Since the 1950s, the Neilson Rating System has been a staple of determining the popularity of certain TV shows. Originally, their ratings were determined through polls and directly contacting the audience. As technology advanced, however, the Neilson Rating System has determined their ratings through average overall viewability of the TV show. For example, Stranger Things and Game of Thrones became the most popular streaming shows in 2018 due to the number of people who viewed the show.
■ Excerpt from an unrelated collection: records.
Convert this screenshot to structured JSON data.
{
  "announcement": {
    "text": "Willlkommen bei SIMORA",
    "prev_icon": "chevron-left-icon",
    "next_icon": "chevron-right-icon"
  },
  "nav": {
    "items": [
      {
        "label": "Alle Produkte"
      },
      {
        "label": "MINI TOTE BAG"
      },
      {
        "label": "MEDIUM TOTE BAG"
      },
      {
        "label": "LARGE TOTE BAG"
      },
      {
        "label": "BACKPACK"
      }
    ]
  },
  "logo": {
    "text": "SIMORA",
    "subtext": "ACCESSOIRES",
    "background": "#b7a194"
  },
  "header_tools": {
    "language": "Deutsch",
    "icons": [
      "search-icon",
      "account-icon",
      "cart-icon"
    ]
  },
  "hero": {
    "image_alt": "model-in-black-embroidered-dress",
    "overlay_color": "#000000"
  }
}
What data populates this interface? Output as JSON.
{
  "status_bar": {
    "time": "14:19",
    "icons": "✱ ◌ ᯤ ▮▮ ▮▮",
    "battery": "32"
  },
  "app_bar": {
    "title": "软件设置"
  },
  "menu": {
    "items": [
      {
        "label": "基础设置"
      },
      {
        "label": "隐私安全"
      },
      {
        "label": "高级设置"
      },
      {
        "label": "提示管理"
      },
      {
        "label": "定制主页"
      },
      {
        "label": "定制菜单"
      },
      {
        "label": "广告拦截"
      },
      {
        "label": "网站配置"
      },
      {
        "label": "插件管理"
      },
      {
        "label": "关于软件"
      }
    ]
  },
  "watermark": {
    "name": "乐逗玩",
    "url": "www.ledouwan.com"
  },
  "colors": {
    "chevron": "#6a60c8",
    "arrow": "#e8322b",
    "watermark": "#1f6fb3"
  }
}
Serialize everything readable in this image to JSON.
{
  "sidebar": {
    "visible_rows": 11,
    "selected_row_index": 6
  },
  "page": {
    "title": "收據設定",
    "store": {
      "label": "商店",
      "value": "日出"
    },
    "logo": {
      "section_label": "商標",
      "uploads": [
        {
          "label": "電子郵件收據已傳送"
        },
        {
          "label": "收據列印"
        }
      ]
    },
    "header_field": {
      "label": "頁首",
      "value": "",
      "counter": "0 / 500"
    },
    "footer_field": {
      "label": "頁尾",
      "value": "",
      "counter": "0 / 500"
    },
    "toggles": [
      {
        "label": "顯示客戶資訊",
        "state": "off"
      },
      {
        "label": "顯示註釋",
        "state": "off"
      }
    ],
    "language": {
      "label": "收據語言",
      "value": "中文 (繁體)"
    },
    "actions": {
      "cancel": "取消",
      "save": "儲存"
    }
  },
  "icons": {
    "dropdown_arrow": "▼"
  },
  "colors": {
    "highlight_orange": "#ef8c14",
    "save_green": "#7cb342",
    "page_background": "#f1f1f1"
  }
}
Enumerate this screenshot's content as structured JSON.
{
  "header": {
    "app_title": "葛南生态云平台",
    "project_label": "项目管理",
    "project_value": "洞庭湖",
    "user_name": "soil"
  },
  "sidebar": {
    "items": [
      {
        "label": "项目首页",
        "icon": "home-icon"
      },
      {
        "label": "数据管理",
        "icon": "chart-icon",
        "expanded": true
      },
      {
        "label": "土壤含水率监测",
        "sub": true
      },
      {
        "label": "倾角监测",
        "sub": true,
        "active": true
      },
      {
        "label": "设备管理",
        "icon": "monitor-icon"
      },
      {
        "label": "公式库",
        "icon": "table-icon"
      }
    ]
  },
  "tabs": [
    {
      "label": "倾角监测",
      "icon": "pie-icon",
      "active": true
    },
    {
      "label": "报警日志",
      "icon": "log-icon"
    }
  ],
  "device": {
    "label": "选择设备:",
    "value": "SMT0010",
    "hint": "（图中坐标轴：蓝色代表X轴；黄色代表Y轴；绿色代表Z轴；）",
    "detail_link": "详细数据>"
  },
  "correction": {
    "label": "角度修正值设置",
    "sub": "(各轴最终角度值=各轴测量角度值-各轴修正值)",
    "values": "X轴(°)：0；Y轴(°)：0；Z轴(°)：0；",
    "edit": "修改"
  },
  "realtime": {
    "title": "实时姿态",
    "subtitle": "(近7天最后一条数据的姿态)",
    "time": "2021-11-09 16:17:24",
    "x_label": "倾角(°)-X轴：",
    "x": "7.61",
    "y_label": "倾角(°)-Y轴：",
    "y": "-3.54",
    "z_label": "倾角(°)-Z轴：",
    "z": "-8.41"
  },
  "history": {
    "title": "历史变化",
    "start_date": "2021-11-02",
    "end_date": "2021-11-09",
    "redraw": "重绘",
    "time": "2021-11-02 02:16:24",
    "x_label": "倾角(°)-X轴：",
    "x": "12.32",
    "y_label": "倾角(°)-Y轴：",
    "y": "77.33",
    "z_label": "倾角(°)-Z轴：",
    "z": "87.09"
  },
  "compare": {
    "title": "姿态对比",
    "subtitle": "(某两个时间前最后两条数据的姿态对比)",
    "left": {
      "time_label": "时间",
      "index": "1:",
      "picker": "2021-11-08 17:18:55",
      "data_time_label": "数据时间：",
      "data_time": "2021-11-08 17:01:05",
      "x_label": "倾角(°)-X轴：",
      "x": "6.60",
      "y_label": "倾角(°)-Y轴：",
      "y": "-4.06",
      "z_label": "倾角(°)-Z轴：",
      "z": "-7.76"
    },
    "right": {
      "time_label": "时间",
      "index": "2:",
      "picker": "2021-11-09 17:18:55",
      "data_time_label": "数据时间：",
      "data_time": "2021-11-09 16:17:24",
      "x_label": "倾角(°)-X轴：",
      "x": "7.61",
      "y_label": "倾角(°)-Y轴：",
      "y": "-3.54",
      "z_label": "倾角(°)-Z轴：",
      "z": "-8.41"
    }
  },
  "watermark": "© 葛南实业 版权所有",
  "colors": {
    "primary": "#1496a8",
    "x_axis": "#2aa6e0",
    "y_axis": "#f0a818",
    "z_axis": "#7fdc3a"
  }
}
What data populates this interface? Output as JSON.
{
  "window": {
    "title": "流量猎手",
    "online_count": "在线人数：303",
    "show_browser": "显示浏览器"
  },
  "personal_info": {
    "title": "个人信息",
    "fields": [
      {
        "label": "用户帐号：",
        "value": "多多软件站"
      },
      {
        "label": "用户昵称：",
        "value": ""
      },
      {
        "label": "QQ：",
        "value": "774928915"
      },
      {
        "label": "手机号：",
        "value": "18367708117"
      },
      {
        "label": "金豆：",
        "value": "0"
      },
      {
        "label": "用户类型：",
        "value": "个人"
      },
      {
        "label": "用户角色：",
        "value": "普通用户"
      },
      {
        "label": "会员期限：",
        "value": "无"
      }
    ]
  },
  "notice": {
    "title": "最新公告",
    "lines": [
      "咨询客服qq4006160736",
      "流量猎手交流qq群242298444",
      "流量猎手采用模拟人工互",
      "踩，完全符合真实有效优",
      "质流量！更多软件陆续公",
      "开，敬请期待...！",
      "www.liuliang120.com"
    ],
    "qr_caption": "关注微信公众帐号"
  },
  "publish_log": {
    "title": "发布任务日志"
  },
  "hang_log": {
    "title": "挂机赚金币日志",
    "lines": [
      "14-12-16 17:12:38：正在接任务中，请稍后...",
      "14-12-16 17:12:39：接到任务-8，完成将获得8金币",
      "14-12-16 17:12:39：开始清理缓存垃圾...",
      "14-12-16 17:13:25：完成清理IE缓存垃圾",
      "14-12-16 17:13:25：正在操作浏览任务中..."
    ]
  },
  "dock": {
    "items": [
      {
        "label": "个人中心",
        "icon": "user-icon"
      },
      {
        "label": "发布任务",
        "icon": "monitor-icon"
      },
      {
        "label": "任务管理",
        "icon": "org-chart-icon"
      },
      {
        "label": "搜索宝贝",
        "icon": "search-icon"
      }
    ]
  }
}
In 2022, however, Neilson has provided a new method of rating TV series: Bingability. Bingeability is defined by the company as “the average number of viewers who stream multiple episodes in one sitting”. In other words, the bingability category shows how many people will watch multiple episodes in a row. “Using the data of these specific viewers rather than the view count as a whole, we can deduce which shows will attract the attention of new viewers while retaining old ones”, said the company.
The rating itself will use words such as “very”. It will also describe the mood of the program ranging from “Comedy” to “Dark and Grippling”. Another means of tallying ratings includes it’s audience appeal especially towards People of Color. This will be determined by its new Dsitribution Dynamics feature which “draws loyalty from viewers on various streaming devices and platforms”.
The new “Bingeability” categories has provided concerns regarding accuracy such as skewness through runtime. For example, longing running TV shows such as The Simpsons may have a higher bingeability than shows such as “Firefly” (let’s be honest-the golden age of Simpsons is over). Furthermore, decreasing the average number of viewers may lead to an increase in bias for a specific genre. Neilson defines this rating system as “a work in progress”.
Still, with over $3 billion in revenue, the Neilson Rating System has certainty impacted our view on straming and even binge watching itself. However, since the advent of YouTube and TikTok, updates like this are practically inevitable. Our lives are becoming more controlled by the day thanks to technology and, at the end of the day, Neilson is just trying to make the best of it.